Task brief:
Without the pictures, copy all the entries below exactly.

►

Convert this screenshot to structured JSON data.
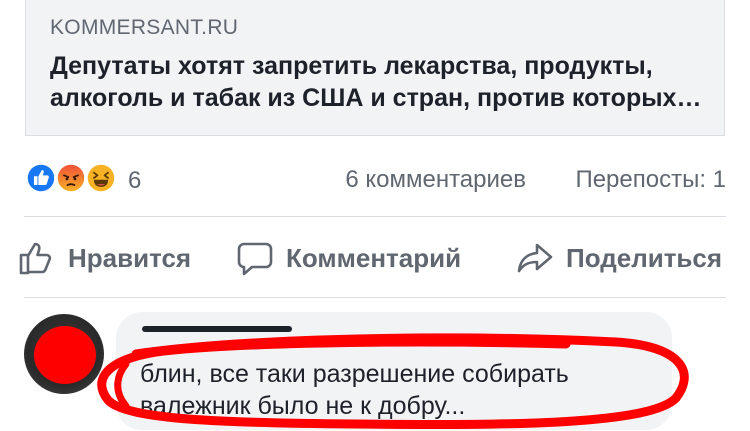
{
  "link_preview": {
    "domain": "KOMMERSANT.RU",
    "title": "Депутаты хотят запретить лекарства, продукты, алкоголь и табак из США и стран, против которых вводятся санкции"
  },
  "stats": {
    "reactions": [
      "like-icon",
      "angry-icon",
      "haha-icon"
    ],
    "reaction_count": "6",
    "comments": "6 комментариев",
    "shares": "Перепосты: 1"
  },
  "actions": {
    "like_label": "Нравится",
    "comment_label": "Комментарий",
    "share_label": "Поделиться"
  },
  "comment": {
    "text": "блин, все таки разрешение собирать валежник было не к добру..."
  },
  "colors": {
    "like_blue": "#1877f2",
    "angry_orange": "#f0503a",
    "haha_yellow": "#f7b125",
    "annotation_red": "#ff0000"
  }
}
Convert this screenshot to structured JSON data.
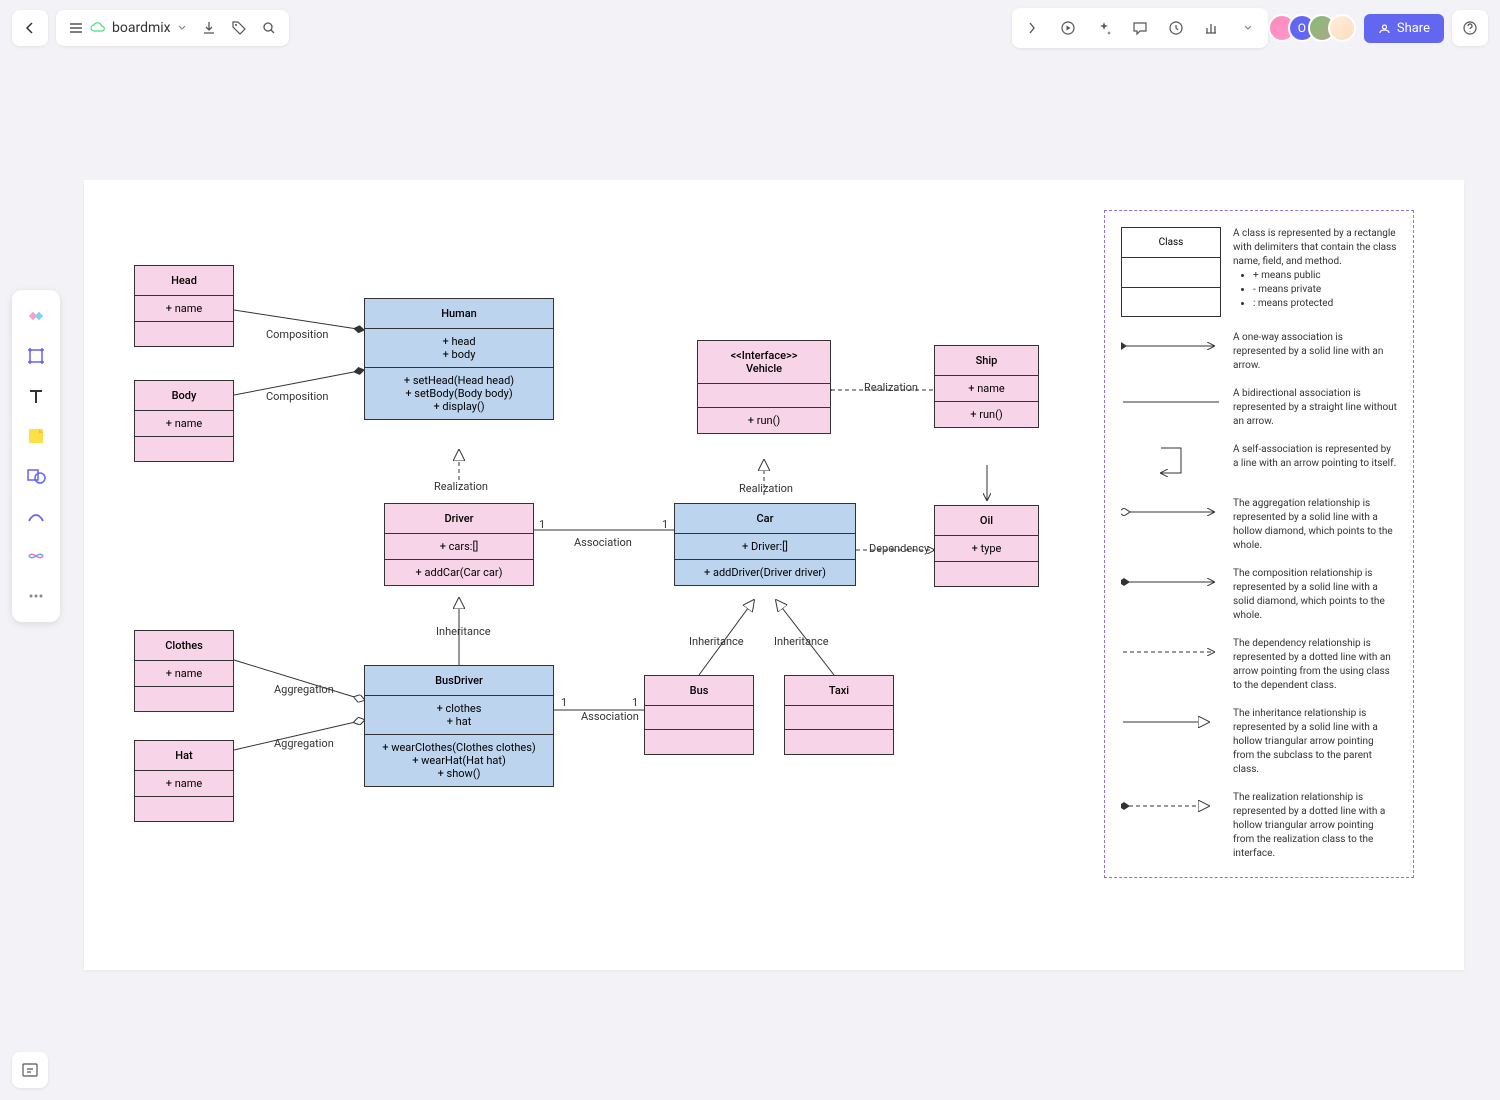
{
  "header": {
    "title": "boardmix",
    "share": "Share"
  },
  "classes": {
    "head": {
      "name": "Head",
      "attrs": "+ name"
    },
    "body": {
      "name": "Body",
      "attrs": "+ name"
    },
    "human": {
      "name": "Human",
      "attrs": "+ head\n+ body",
      "methods": "+ setHead(Head head)\n+ setBody(Body body)\n+ display()"
    },
    "driver": {
      "name": "Driver",
      "attrs": "+ cars:[]",
      "methods": "+ addCar(Car car)"
    },
    "clothes": {
      "name": "Clothes",
      "attrs": "+ name"
    },
    "hat": {
      "name": "Hat",
      "attrs": "+ name"
    },
    "busdriver": {
      "name": "BusDriver",
      "attrs": "+ clothes\n+ hat",
      "methods": "+ wearClothes(Clothes clothes)\n+ wearHat(Hat hat)\n+ show()"
    },
    "vehicle": {
      "stereo": "<<Interface>>",
      "name": "Vehicle",
      "methods": "+ run()"
    },
    "car": {
      "name": "Car",
      "attrs": "+ Driver:[]",
      "methods": "+ addDriver(Driver driver)"
    },
    "bus": {
      "name": "Bus"
    },
    "taxi": {
      "name": "Taxi"
    },
    "ship": {
      "name": "Ship",
      "attrs": "+ name",
      "methods": "+ run()"
    },
    "oil": {
      "name": "Oil",
      "attrs": "+ type"
    }
  },
  "labels": {
    "composition": "Composition",
    "realization": "Realization",
    "association": "Association",
    "inheritance": "Inheritance",
    "aggregation": "Aggregation",
    "dependency": "Dependency",
    "one": "1"
  },
  "legend": {
    "class_title": "Class",
    "class_desc": "A class is represented by a rectangle with delimiters that contain the class name, field, and method.",
    "public": "+ means public",
    "private": "- means private",
    "protected": ": means protected",
    "assoc": "A one-way association is represented by a solid line with an arrow.",
    "bidir": "A bidirectional association is represented by a straight line without an arrow.",
    "self": "A self-association is represented by a line with an arrow pointing to itself.",
    "agg": "The aggregation relationship is represented by a solid line with a hollow diamond, which points to the whole.",
    "comp": "The composition relationship is represented by a solid line with a solid diamond, which points to the whole.",
    "dep": "The dependency relationship is represented by a dotted line with an arrow pointing from the using class to the dependent class.",
    "inh": "The inheritance relationship is represented by a solid line with a hollow triangular arrow pointing from the subclass to the parent class.",
    "real": "The realization relationship is represented by a dotted line with a hollow triangular arrow pointing from the realization class to the interface."
  }
}
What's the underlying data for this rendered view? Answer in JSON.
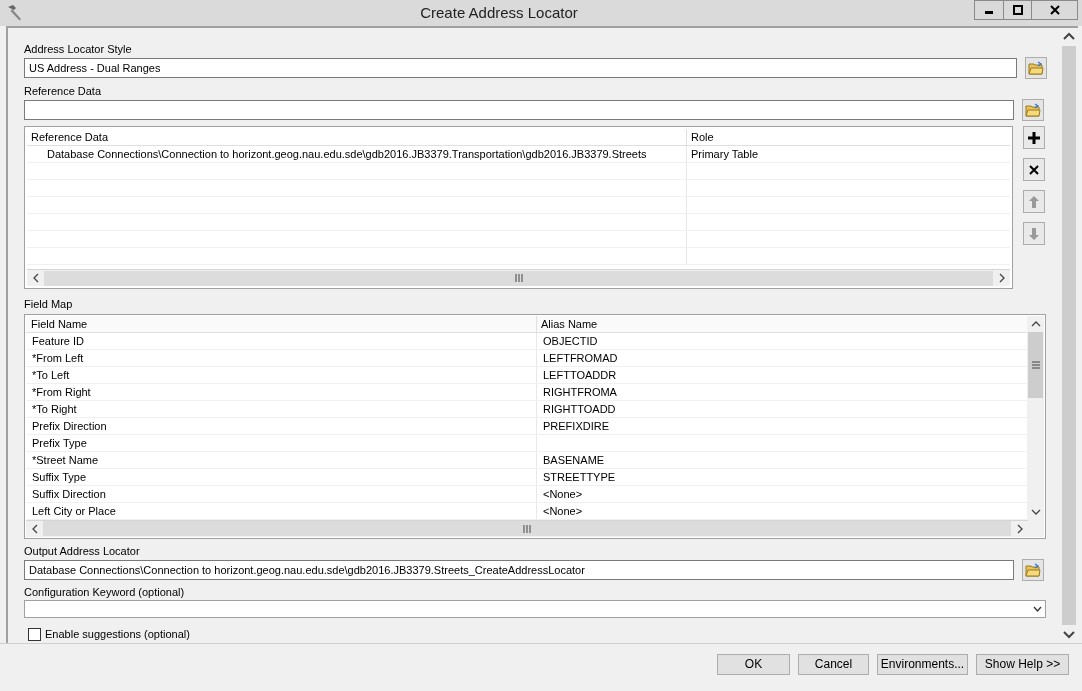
{
  "window": {
    "title": "Create Address Locator"
  },
  "address_locator_style": {
    "label": "Address Locator Style",
    "value": "US Address - Dual Ranges"
  },
  "reference_data": {
    "label": "Reference Data"
  },
  "reference_table": {
    "columns": [
      "Reference Data",
      "Role"
    ],
    "rows": [
      {
        "reference_data": "Database Connections\\Connection to horizont.geog.nau.edu.sde\\gdb2016.JB3379.Transportation\\gdb2016.JB3379.Streets",
        "role": "Primary Table"
      }
    ]
  },
  "field_map": {
    "label": "Field Map",
    "columns": [
      "Field Name",
      "Alias Name"
    ],
    "rows": [
      {
        "field_name": "Feature ID",
        "alias_name": "OBJECTID"
      },
      {
        "field_name": "*From Left",
        "alias_name": "LEFTFROMAD"
      },
      {
        "field_name": "*To Left",
        "alias_name": "LEFTTOADDR"
      },
      {
        "field_name": "*From Right",
        "alias_name": "RIGHTFROMA"
      },
      {
        "field_name": "*To Right",
        "alias_name": "RIGHTTOADD"
      },
      {
        "field_name": "Prefix Direction",
        "alias_name": "PREFIXDIRE"
      },
      {
        "field_name": "Prefix Type"
      },
      {
        "field_name": "*Street Name",
        "alias_name": "BASENAME"
      },
      {
        "field_name": "Suffix Type",
        "alias_name": "STREETTYPE"
      },
      {
        "field_name": "Suffix Direction",
        "alias_name": "<None>"
      },
      {
        "field_name": "Left City or Place",
        "alias_name": "<None>"
      }
    ]
  },
  "output_address_locator": {
    "label": "Output Address Locator",
    "value": "Database Connections\\Connection to horizont.geog.nau.edu.sde\\gdb2016.JB3379.Streets_CreateAddressLocator"
  },
  "configuration_keyword": {
    "label": "Configuration Keyword (optional)"
  },
  "enable_suggestions": {
    "label": "Enable suggestions (optional)",
    "checked": false
  },
  "buttons": [
    "OK",
    "Cancel",
    "Environments...",
    "Show Help >>"
  ]
}
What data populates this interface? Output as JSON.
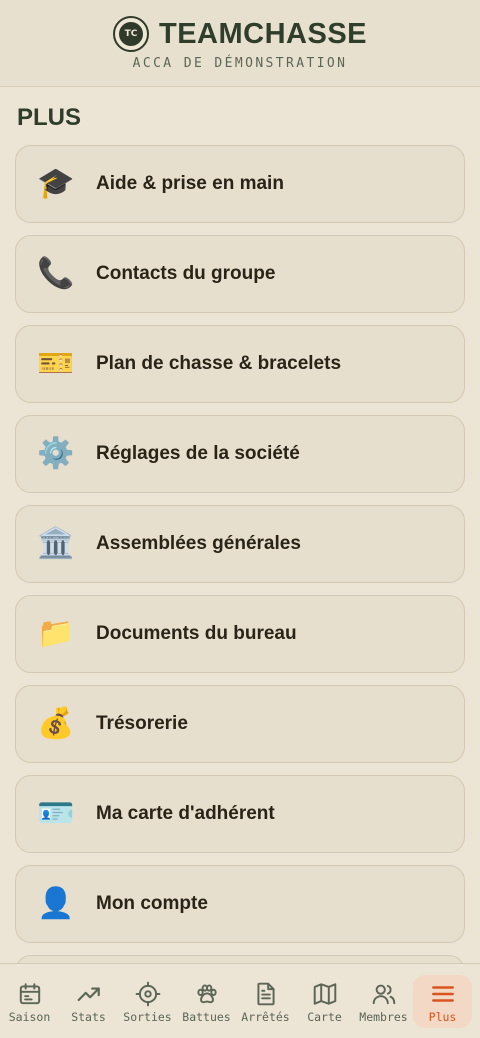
{
  "header": {
    "logo_text": "TC",
    "title": "TEAMCHASSE",
    "subtitle": "ACCA DE DÉMONSTRATION"
  },
  "section_title": "PLUS",
  "menu": [
    {
      "icon": "🎓",
      "icon_name": "graduation-cap-icon",
      "label": "Aide & prise en main"
    },
    {
      "icon": "📞",
      "icon_name": "phone-icon",
      "label": "Contacts du groupe"
    },
    {
      "icon": "🎫",
      "icon_name": "ticket-icon",
      "label": "Plan de chasse & bracelets"
    },
    {
      "icon": "⚙️",
      "icon_name": "gear-icon",
      "label": "Réglages de la société"
    },
    {
      "icon": "🏛️",
      "icon_name": "classical-building-icon",
      "label": "Assemblées générales"
    },
    {
      "icon": "📁",
      "icon_name": "folder-icon",
      "label": "Documents du bureau"
    },
    {
      "icon": "💰",
      "icon_name": "money-bag-icon",
      "label": "Trésorerie"
    },
    {
      "icon": "🪪",
      "icon_name": "id-card-icon",
      "label": "Ma carte d'adhérent"
    },
    {
      "icon": "👤",
      "icon_name": "user-icon",
      "label": "Mon compte"
    }
  ],
  "nav": [
    {
      "label": "Saison",
      "icon_name": "calendar-icon"
    },
    {
      "label": "Stats",
      "icon_name": "trending-up-icon"
    },
    {
      "label": "Sorties",
      "icon_name": "crosshair-icon"
    },
    {
      "label": "Battues",
      "icon_name": "paw-icon"
    },
    {
      "label": "Arrêtés",
      "icon_name": "document-icon"
    },
    {
      "label": "Carte",
      "icon_name": "map-icon"
    },
    {
      "label": "Membres",
      "icon_name": "users-icon"
    },
    {
      "label": "Plus",
      "icon_name": "menu-icon",
      "active": true
    }
  ],
  "colors": {
    "background": "#ece4d4",
    "card": "#e7dfcd",
    "primary_text": "#2f3d2b",
    "nav_text": "#5b6656",
    "active_accent": "#d9541f",
    "active_bg": "#f3d9c5"
  }
}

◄

Reply:
Convert this screenshot to structured JSON data.
{
  "link_preview": {
    "domain": "KOMMERSANT.RU",
    "title": "Депутаты хотят запретить лекарства, продукты, алкоголь и табак из США и стран, против которых вводятся санкции"
  },
  "stats": {
    "reactions": [
      "like-icon",
      "angry-icon",
      "haha-icon"
    ],
    "reaction_count": "6",
    "comments": "6 комментариев",
    "shares": "Перепосты: 1"
  },
  "actions": {
    "like_label": "Нравится",
    "comment_label": "Комментарий",
    "share_label": "Поделиться"
  },
  "comment": {
    "text": "блин, все таки разрешение собирать валежник было не к добру..."
  },
  "colors": {
    "like_blue": "#1877f2",
    "angry_orange": "#f0503a",
    "haha_yellow": "#f7b125",
    "annotation_red": "#ff0000"
  }
}
Convert this screenshot to structured JSON data.
{
  "header": {
    "title": "boardmix",
    "share": "Share"
  },
  "classes": {
    "head": {
      "name": "Head",
      "attrs": "+ name"
    },
    "body": {
      "name": "Body",
      "attrs": "+ name"
    },
    "human": {
      "name": "Human",
      "attrs": "+ head\n+ body",
      "methods": "+ setHead(Head head)\n+ setBody(Body body)\n+ display()"
    },
    "driver": {
      "name": "Driver",
      "attrs": "+ cars:[]",
      "methods": "+ addCar(Car car)"
    },
    "clothes": {
      "name": "Clothes",
      "attrs": "+ name"
    },
    "hat": {
      "name": "Hat",
      "attrs": "+ name"
    },
    "busdriver": {
      "name": "BusDriver",
      "attrs": "+ clothes\n+ hat",
      "methods": "+ wearClothes(Clothes clothes)\n+ wearHat(Hat hat)\n+ show()"
    },
    "vehicle": {
      "stereo": "<<Interface>>",
      "name": "Vehicle",
      "methods": "+ run()"
    },
    "car": {
      "name": "Car",
      "attrs": "+ Driver:[]",
      "methods": "+ addDriver(Driver driver)"
    },
    "bus": {
      "name": "Bus"
    },
    "taxi": {
      "name": "Taxi"
    },
    "ship": {
      "name": "Ship",
      "attrs": "+ name",
      "methods": "+ run()"
    },
    "oil": {
      "name": "Oil",
      "attrs": "+ type"
    }
  },
  "labels": {
    "composition": "Composition",
    "realization": "Realization",
    "association": "Association",
    "inheritance": "Inheritance",
    "aggregation": "Aggregation",
    "dependency": "Dependency",
    "one": "1"
  },
  "legend": {
    "class_title": "Class",
    "class_desc": "A class is represented by a rectangle with delimiters that contain the class name, field, and method.",
    "public": "+ means public",
    "private": "- means private",
    "protected": ": means protected",
    "assoc": "A one-way association is represented by a solid line with an arrow.",
    "bidir": "A bidirectional association is represented by a straight line without an arrow.",
    "self": "A self-association is represented by a line with an arrow pointing to itself.",
    "agg": "The aggregation relationship is represented by a solid line with a hollow diamond, which points to the whole.",
    "comp": "The composition relationship is represented by a solid line with a solid diamond, which points to the whole.",
    "dep": "The dependency relationship is represented by a dotted line with an arrow pointing from the using class to the dependent class.",
    "inh": "The inheritance relationship is represented by a solid line with a hollow triangular arrow pointing from the subclass to the parent class.",
    "real": "The realization relationship is represented by a dotted line with a hollow triangular arrow pointing from the realization class to the interface."
  }
}
What's the underlying data for this rendered view? Answer in JSON.
{
  "window": {
    "title": "Create Address Locator"
  },
  "address_locator_style": {
    "label": "Address Locator Style",
    "value": "US Address - Dual Ranges"
  },
  "reference_data": {
    "label": "Reference Data"
  },
  "reference_table": {
    "columns": [
      "Reference Data",
      "Role"
    ],
    "rows": [
      {
        "reference_data": "Database Connections\\Connection to horizont.geog.nau.edu.sde\\gdb2016.JB3379.Transportation\\gdb2016.JB3379.Streets",
        "role": "Primary Table"
      }
    ]
  },
  "field_map": {
    "label": "Field Map",
    "columns": [
      "Field Name",
      "Alias Name"
    ],
    "rows": [
      {
        "field_name": "Feature ID",
        "alias_name": "OBJECTID"
      },
      {
        "field_name": "*From Left",
        "alias_name": "LEFTFROMAD"
      },
      {
        "field_name": "*To Left",
        "alias_name": "LEFTTOADDR"
      },
      {
        "field_name": "*From Right",
        "alias_name": "RIGHTFROMA"
      },
      {
        "field_name": "*To Right",
        "alias_name": "RIGHTTOADD"
      },
      {
        "field_name": "Prefix Direction",
        "alias_name": "PREFIXDIRE"
      },
      {
        "field_name": "Prefix Type"
      },
      {
        "field_name": "*Street Name",
        "alias_name": "BASENAME"
      },
      {
        "field_name": "Suffix Type",
        "alias_name": "STREETTYPE"
      },
      {
        "field_name": "Suffix Direction",
        "alias_name": "<None>"
      },
      {
        "field_name": "Left City or Place",
        "alias_name": "<None>"
      }
    ]
  },
  "output_address_locator": {
    "label": "Output Address Locator",
    "value": "Database Connections\\Connection to horizont.geog.nau.edu.sde\\gdb2016.JB3379.Streets_CreateAddressLocator"
  },
  "configuration_keyword": {
    "label": "Configuration Keyword (optional)"
  },
  "enable_suggestions": {
    "label": "Enable suggestions (optional)",
    "checked": false
  },
  "buttons": [
    "OK",
    "Cancel",
    "Environments...",
    "Show Help >>"
  ]
}
What data populates this interface? Output as JSON.
{
  "header": {
    "logo_text": "TC",
    "title": "TEAMCHASSE",
    "subtitle": "ACCA DE DÉMONSTRATION"
  },
  "section_title": "PLUS",
  "menu": [
    {
      "icon": "🎓",
      "icon_name": "graduation-cap-icon",
      "label": "Aide & prise en main"
    },
    {
      "icon": "📞",
      "icon_name": "phone-icon",
      "label": "Contacts du groupe"
    },
    {
      "icon": "🎫",
      "icon_name": "ticket-icon",
      "label": "Plan de chasse & bracelets"
    },
    {
      "icon": "⚙️",
      "icon_name": "gear-icon",
      "label": "Réglages de la société"
    },
    {
      "icon": "🏛️",
      "icon_name": "classical-building-icon",
      "label": "Assemblées générales"
    },
    {
      "icon": "📁",
      "icon_name": "folder-icon",
      "label": "Documents du bureau"
    },
    {
      "icon": "💰",
      "icon_name": "money-bag-icon",
      "label": "Trésorerie"
    },
    {
      "icon": "🪪",
      "icon_name": "id-card-icon",
      "label": "Ma carte d'adhérent"
    },
    {
      "icon": "👤",
      "icon_name": "user-icon",
      "label": "Mon compte"
    }
  ],
  "nav": [
    {
      "label": "Saison",
      "icon_name": "calendar-icon"
    },
    {
      "label": "Stats",
      "icon_name": "trending-up-icon"
    },
    {
      "label": "Sorties",
      "icon_name": "crosshair-icon"
    },
    {
      "label": "Battues",
      "icon_name": "paw-icon"
    },
    {
      "label": "Arrêtés",
      "icon_name": "document-icon"
    },
    {
      "label": "Carte",
      "icon_name": "map-icon"
    },
    {
      "label": "Membres",
      "icon_name": "users-icon"
    },
    {
      "label": "Plus",
      "icon_name": "menu-icon",
      "active": true
    }
  ],
  "colors": {
    "background": "#ece4d4",
    "card": "#e7dfcd",
    "primary_text": "#2f3d2b",
    "nav_text": "#5b6656",
    "active_accent": "#d9541f",
    "active_bg": "#f3d9c5"
  }
}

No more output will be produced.